  • There are few documented self-learning lessons and consolidation of best practice.
  • Although trying to differentiate itself with other existing interventions for ending child marriage in Vietnam (which are considered as single-sided focusing mainly on propaganda and communication), the Ending Child Marriage project itself has not been as comprehensive as designed.
  • Connection with other (I)NGOs and CSOs in the project area remains limited.


  • The project teams, especially the Ending Child Marriage and Value Chain team, should invest greater effort in M&E and ensure timely data collection for the purposes of self-reflection and planning for the next year.
  • Increased networking and cooperation with organizations that are working in similar thematic areas and have similar objectives.
  • Project cycle management approach of Plan in Vietnam has proven to be very effective. It is advisable that such good practice is documented and shared with other fellow (I)NGOs and donors.
  • The Safe school project is a typical example of projects where the wish list of support is almost identical to the list of actual support provided. Recommendations include i) extending the project support to communities and schools far from the commune centers; and ii) increasing the number of people who receive technical training from PiV. Training to core groups of students (safe schools clubs) must be continuous to ensure the knowledge line is not broken once members of the core groups graduate from schools.
  • The Ending Child Marriage project should keep up good effort on advocacy and networking at national level on child protection /child marriage. One of the issues prioritized for advocacy would be support the enforcement of current regulations on child marriage including cooperation with with other Vietnam based child focused organizations. Further, education, behavior change communication, vocational education, providing alternatives, job opportunities and livelihood support should be strengthened to reduce child marriage in a voluntary manner.
  • For the Value Chain project, of the three identified chains/products identified, goat breeding and chicken have good potential to be developed into a real value chain. The project may consider finding new alternative for saffron, which is facing great competition. Due to late start, goat breeding and chicken are now actually at the stage of production support. It is advisable that more effort is given to change the behavior of local people, who have been dependent almost totally on buyers/traders from outside. Selling products directly to consumers would increase income for households on the one hand, and provide them with market orientation (for other products) on the other hand.
  • Further details and recommendations are available in the full report.

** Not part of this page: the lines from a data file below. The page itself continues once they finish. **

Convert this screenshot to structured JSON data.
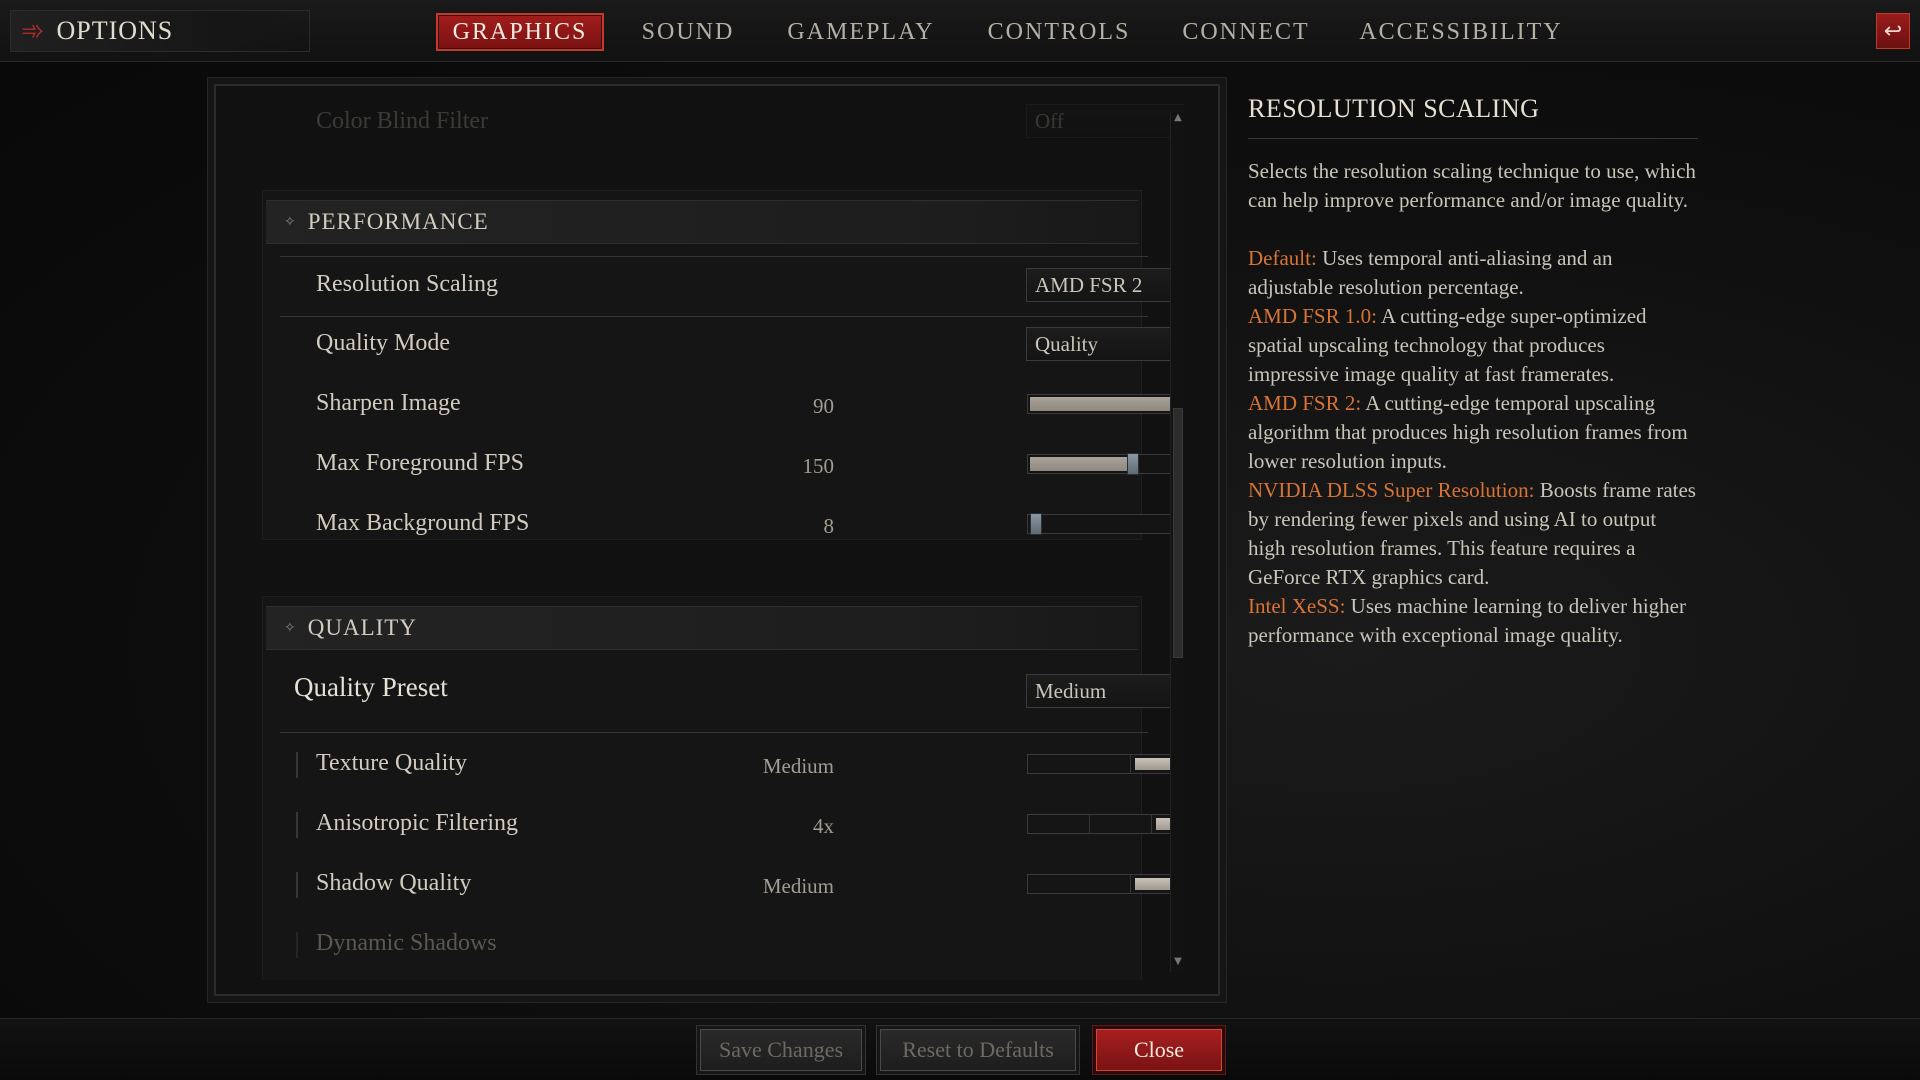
{
  "header": {
    "title": "OPTIONS",
    "tabs": [
      {
        "label": "GRAPHICS",
        "active": true
      },
      {
        "label": "SOUND",
        "active": false
      },
      {
        "label": "GAMEPLAY",
        "active": false
      },
      {
        "label": "CONTROLS",
        "active": false
      },
      {
        "label": "CONNECT",
        "active": false
      },
      {
        "label": "ACCESSIBILITY",
        "active": false
      }
    ]
  },
  "settings": {
    "faded_row": {
      "label": "Color Blind Filter",
      "value": "Off"
    },
    "performance": {
      "title": "PERFORMANCE",
      "resolution_scaling": {
        "label": "Resolution Scaling",
        "value": "AMD FSR 2"
      },
      "quality_mode": {
        "label": "Quality Mode",
        "value": "Quality"
      },
      "sharpen_image": {
        "label": "Sharpen Image",
        "value": "90",
        "level": 0.9
      },
      "max_fg_fps": {
        "label": "Max Foreground FPS",
        "value": "150",
        "level": 0.34
      },
      "max_bg_fps": {
        "label": "Max Background FPS",
        "value": "8",
        "level": 0.02
      }
    },
    "quality": {
      "title": "QUALITY",
      "preset": {
        "label": "Quality Preset",
        "value": "Medium"
      },
      "texture": {
        "label": "Texture Quality",
        "value": "Medium",
        "step": 2,
        "steps": 3
      },
      "aniso": {
        "label": "Anisotropic Filtering",
        "value": "4x",
        "step": 3,
        "steps": 5
      },
      "shadow": {
        "label": "Shadow Quality",
        "value": "Medium",
        "step": 2,
        "steps": 3
      },
      "dynamic_shadows": {
        "label": "Dynamic Shadows",
        "checked": false
      }
    }
  },
  "info": {
    "title": "RESOLUTION SCALING",
    "intro": "Selects the resolution scaling technique to use, which can help improve performance and/or image quality.",
    "items": [
      {
        "term": "Default:",
        "text": " Uses temporal anti-aliasing and an adjustable resolution percentage."
      },
      {
        "term": "AMD FSR 1.0:",
        "text": " A cutting-edge super-optimized spatial upscaling technology that produces impressive image quality at fast framerates."
      },
      {
        "term": "AMD FSR 2:",
        "text": " A cutting-edge temporal upscaling algorithm that produces high resolution frames from lower resolution inputs."
      },
      {
        "term": "NVIDIA DLSS Super Resolution:",
        "text": " Boosts frame rates by rendering fewer pixels and using AI to output high resolution frames. This feature requires a GeForce RTX graphics card."
      },
      {
        "term": "Intel XeSS:",
        "text": " Uses machine learning to deliver higher performance with exceptional image quality."
      }
    ]
  },
  "footer": {
    "save": "Save Changes",
    "reset": "Reset to Defaults",
    "close": "Close"
  },
  "colors": {
    "accent": "#a21d1d",
    "term": "#d87336"
  }
}
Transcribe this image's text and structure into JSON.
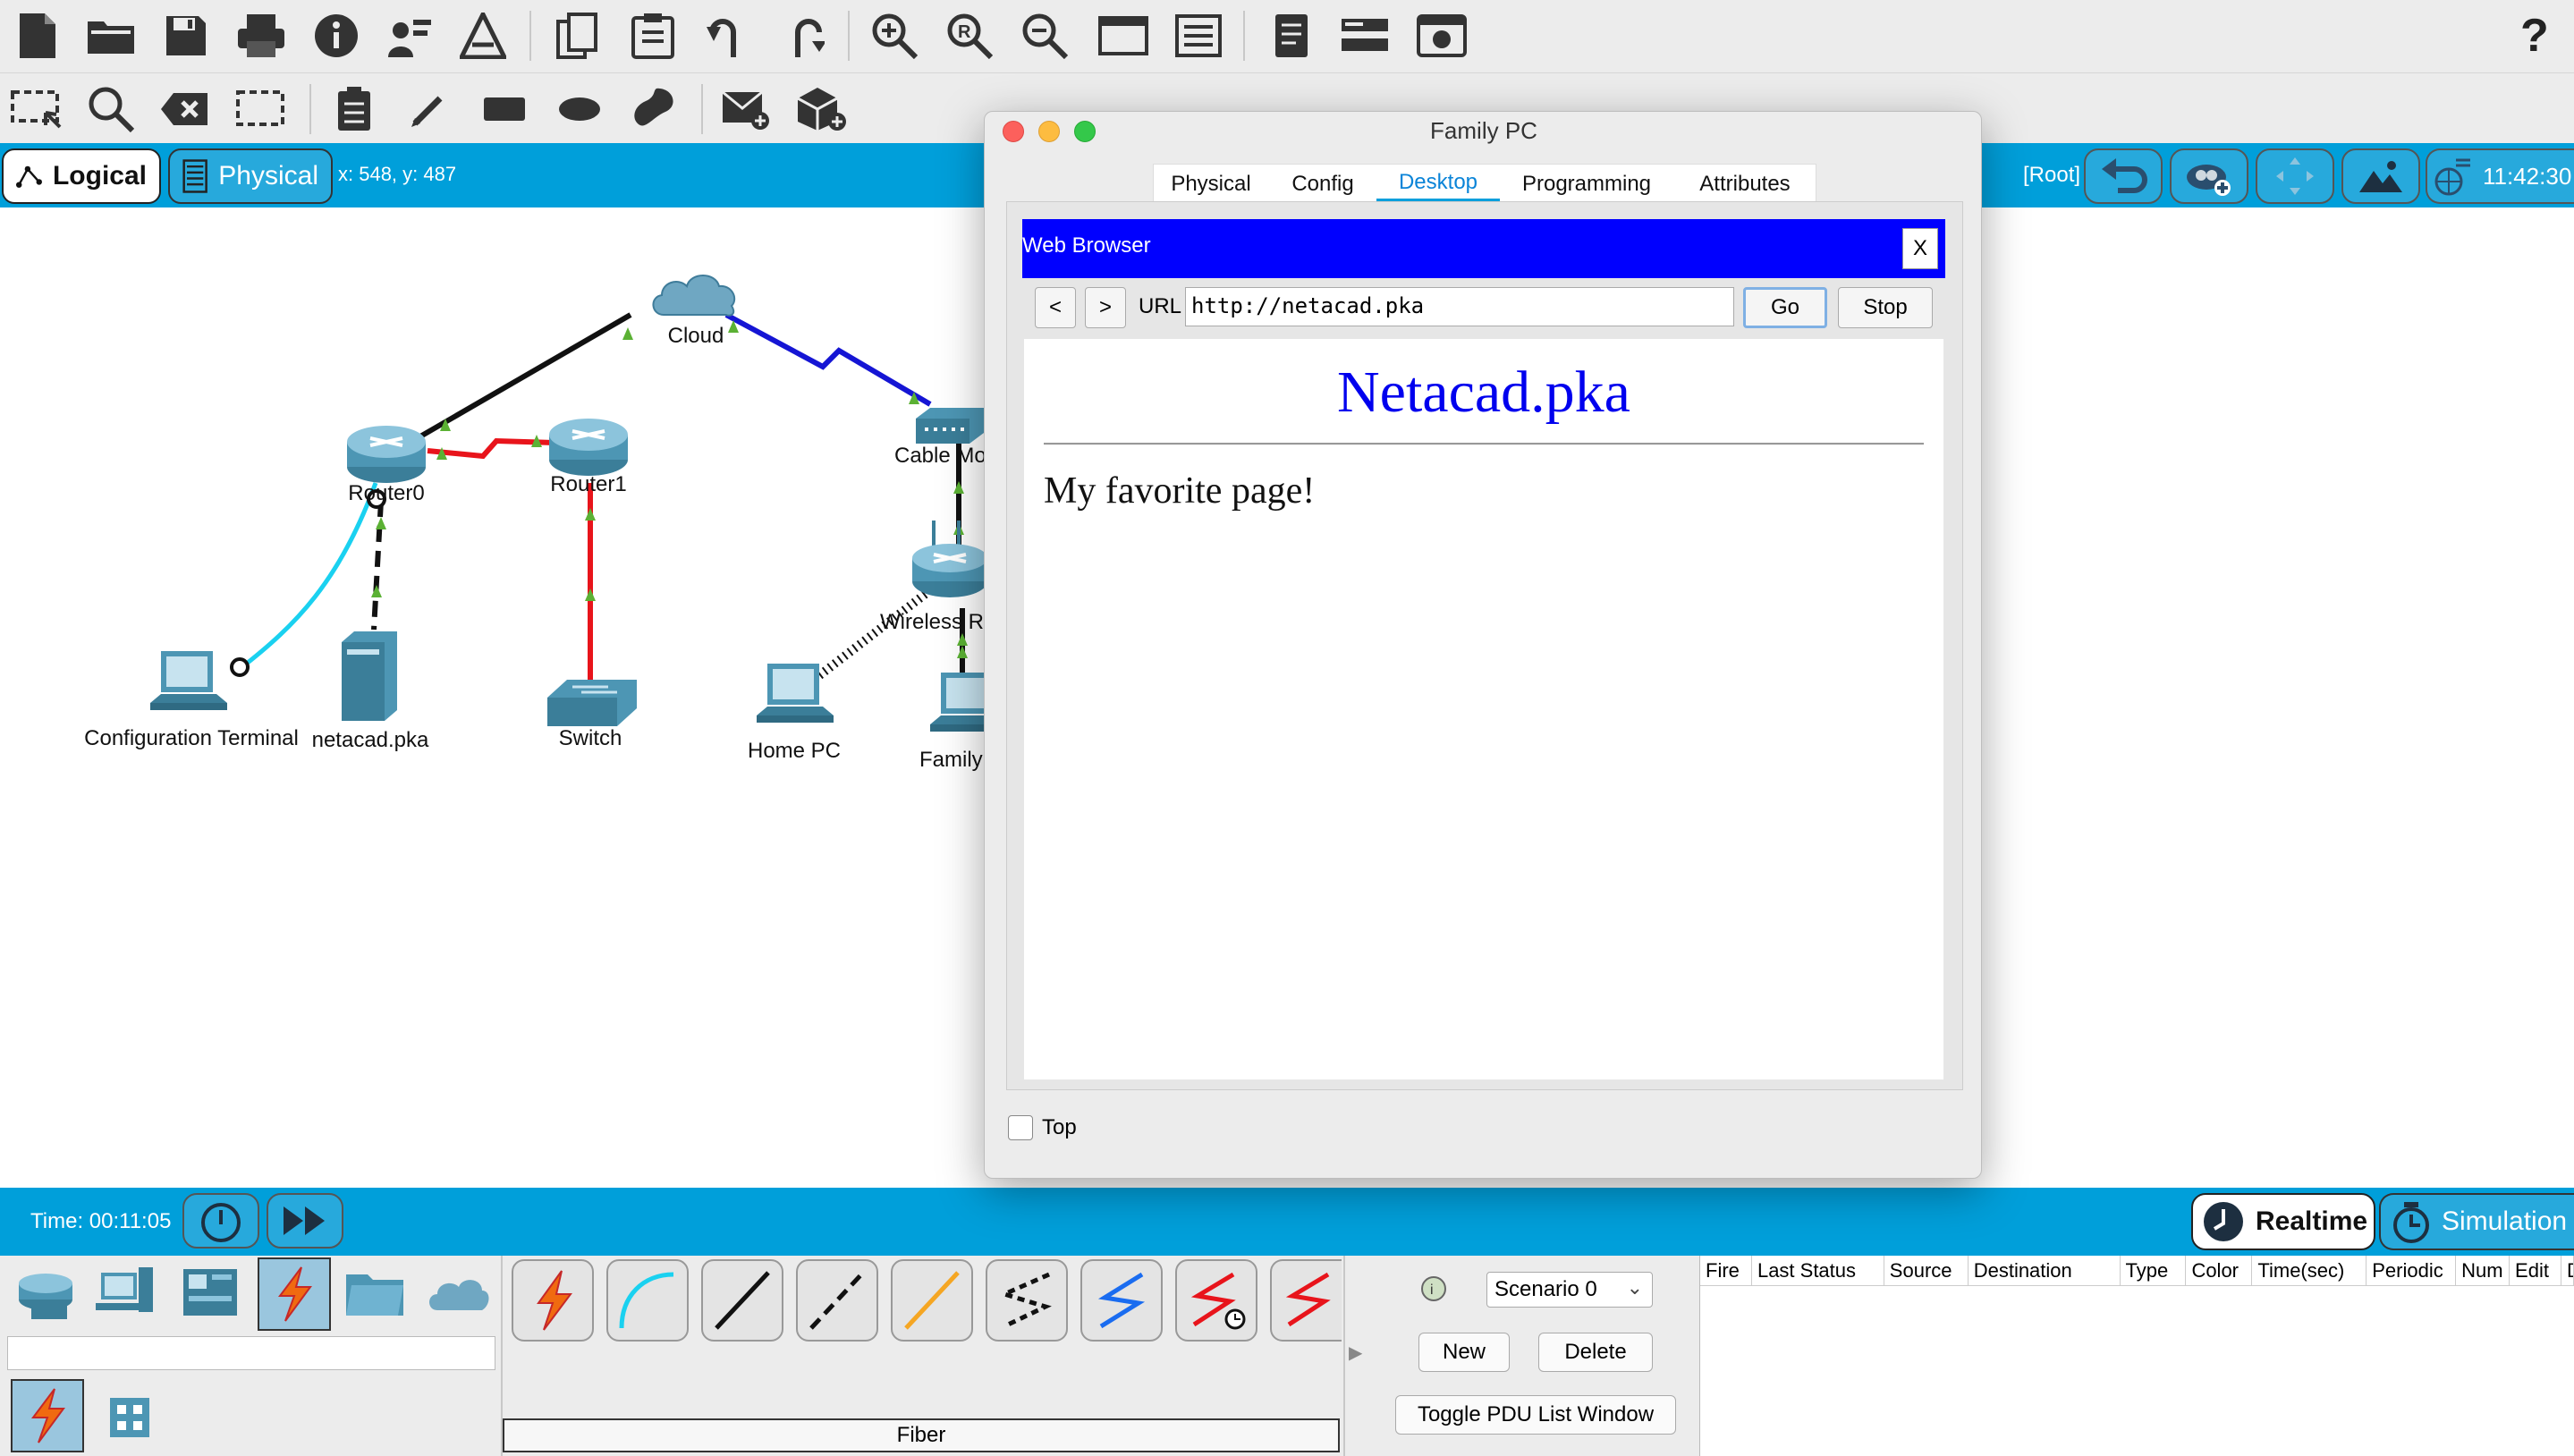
{
  "toolbar_top": {
    "icons": [
      "new-file-icon",
      "open-folder-icon",
      "save-icon",
      "print-icon",
      "info-icon",
      "activity-wizard-icon",
      "custom-device-icon",
      "copy-icon",
      "paste-icon",
      "undo-icon",
      "redo-icon",
      "zoom-in-icon",
      "zoom-reset-icon",
      "zoom-out-icon",
      "drawing-palette-icon",
      "custom-devices-dialog-icon",
      "pdu-list-icon",
      "view-command-log-icon",
      "screenshot-icon"
    ],
    "help_label": "?"
  },
  "toolbar_second": {
    "icons": [
      "select-icon",
      "inspect-icon",
      "delete-icon",
      "resize-icon",
      "note-icon",
      "pencil-icon",
      "rectangle-icon",
      "ellipse-icon",
      "freeform-icon",
      "simple-pdu-icon",
      "complex-pdu-icon"
    ]
  },
  "workspace": {
    "logical_label": "Logical",
    "physical_label": "Physical",
    "coordinates": "x: 548, y: 487",
    "root_label": "[Root]",
    "clock": "11:42:30"
  },
  "topology": {
    "devices": {
      "cloud": "Cloud",
      "router0": "Router0",
      "router1": "Router1",
      "cable_modem": "Cable Mo",
      "wireless_router": "Wireless Ro",
      "config_terminal": "Configuration Terminal",
      "server": "netacad.pka",
      "switch": "Switch",
      "home_pc": "Home PC",
      "family_pc": "Family"
    }
  },
  "dialog": {
    "title": "Family PC",
    "tabs": [
      "Physical",
      "Config",
      "Desktop",
      "Programming",
      "Attributes"
    ],
    "active_tab": "Desktop",
    "app_title": "Web Browser",
    "close_label": "X",
    "back_label": "<",
    "forward_label": ">",
    "url_label": "URL",
    "url_value": "http://netacad.pka",
    "go_label": "Go",
    "stop_label": "Stop",
    "page_heading": "Netacad.pka",
    "page_body": "My favorite page!",
    "top_checkbox_label": "Top",
    "top_checked": false
  },
  "bottom_bar": {
    "time": "Time: 00:11:05",
    "realtime_label": "Realtime",
    "simulation_label": "Simulation"
  },
  "bottom_panel": {
    "device_categories": [
      "network-devices-icon",
      "end-devices-icon",
      "components-icon",
      "connections-icon",
      "miscellaneous-icon",
      "multiuser-icon"
    ],
    "subcategory_icons": [
      "connections-subcategory-icon",
      "multiuser-grid-icon"
    ],
    "cables": [
      "automatic-cable-icon",
      "console-cable-icon",
      "copper-straight-through-icon",
      "copper-cross-over-icon",
      "fiber-cable-icon",
      "phone-cable-icon",
      "coaxial-cable-icon",
      "serial-dce-icon",
      "serial-dte-icon"
    ],
    "selected_cable_name": "Fiber",
    "scenario_value": "Scenario 0",
    "new_label": "New",
    "delete_label": "Delete",
    "toggle_pdu_label": "Toggle PDU List Window",
    "pdu_columns": [
      "Fire",
      "Last Status",
      "Source",
      "Destination",
      "Type",
      "Color",
      "Time(sec)",
      "Periodic",
      "Num",
      "Edit",
      "D"
    ]
  },
  "colors": {
    "accent_blue": "#009fda",
    "browser_bar": "#0000ff",
    "heading_blue": "#0000ee",
    "serial_red": "#e8141b",
    "console_cyan": "#1ad1f0",
    "link_green": "#5bb134"
  }
}
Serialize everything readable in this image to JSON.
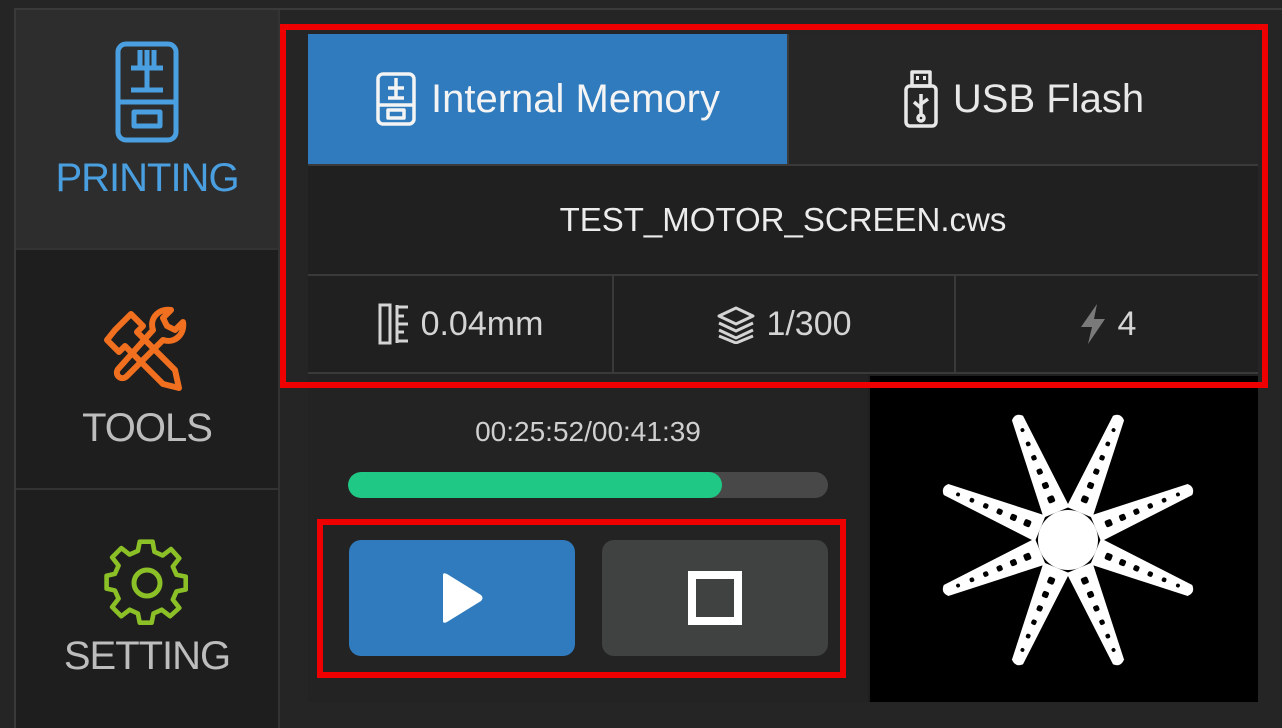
{
  "sidebar": {
    "items": [
      {
        "label": "PRINTING",
        "icon": "printer-icon",
        "active": true
      },
      {
        "label": "TOOLS",
        "icon": "wrench-screwdriver-icon",
        "active": false
      },
      {
        "label": "SETTING",
        "icon": "gear-icon",
        "active": false
      }
    ]
  },
  "tabs": [
    {
      "label": "Internal Memory",
      "icon": "printer-small-icon",
      "active": true
    },
    {
      "label": "USB Flash",
      "icon": "usb-icon",
      "active": false
    }
  ],
  "file": {
    "name": "TEST_MOTOR_SCREEN.cws"
  },
  "stats": {
    "layer_height": "0.04mm",
    "layers": "1/300",
    "exposure": "4"
  },
  "job": {
    "time": "00:25:52/00:41:39",
    "progress": 0.78
  },
  "controls": {
    "play_icon": "play-icon",
    "stop_icon": "stop-icon"
  },
  "colors": {
    "accent_blue": "#2f7bbd",
    "progress_green": "#1fc885",
    "tools_orange": "#f07020",
    "setting_green": "#8bc026",
    "highlight_red": "#ee0000"
  }
}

Comments from the organisation

Findings and recommendations of this mid-term review is helpful to draw lessons for improvement during the project implementation. The recommendations will inform the final year of implementation of the Norad projects. Norad projects in Vietnam will be phased out by Plan Norway after end of 2019. However, the recommendations are relevant to Plan in Vietnam projects funded by other donors. 

Published 06.02.2019
Last updated 06.02.2019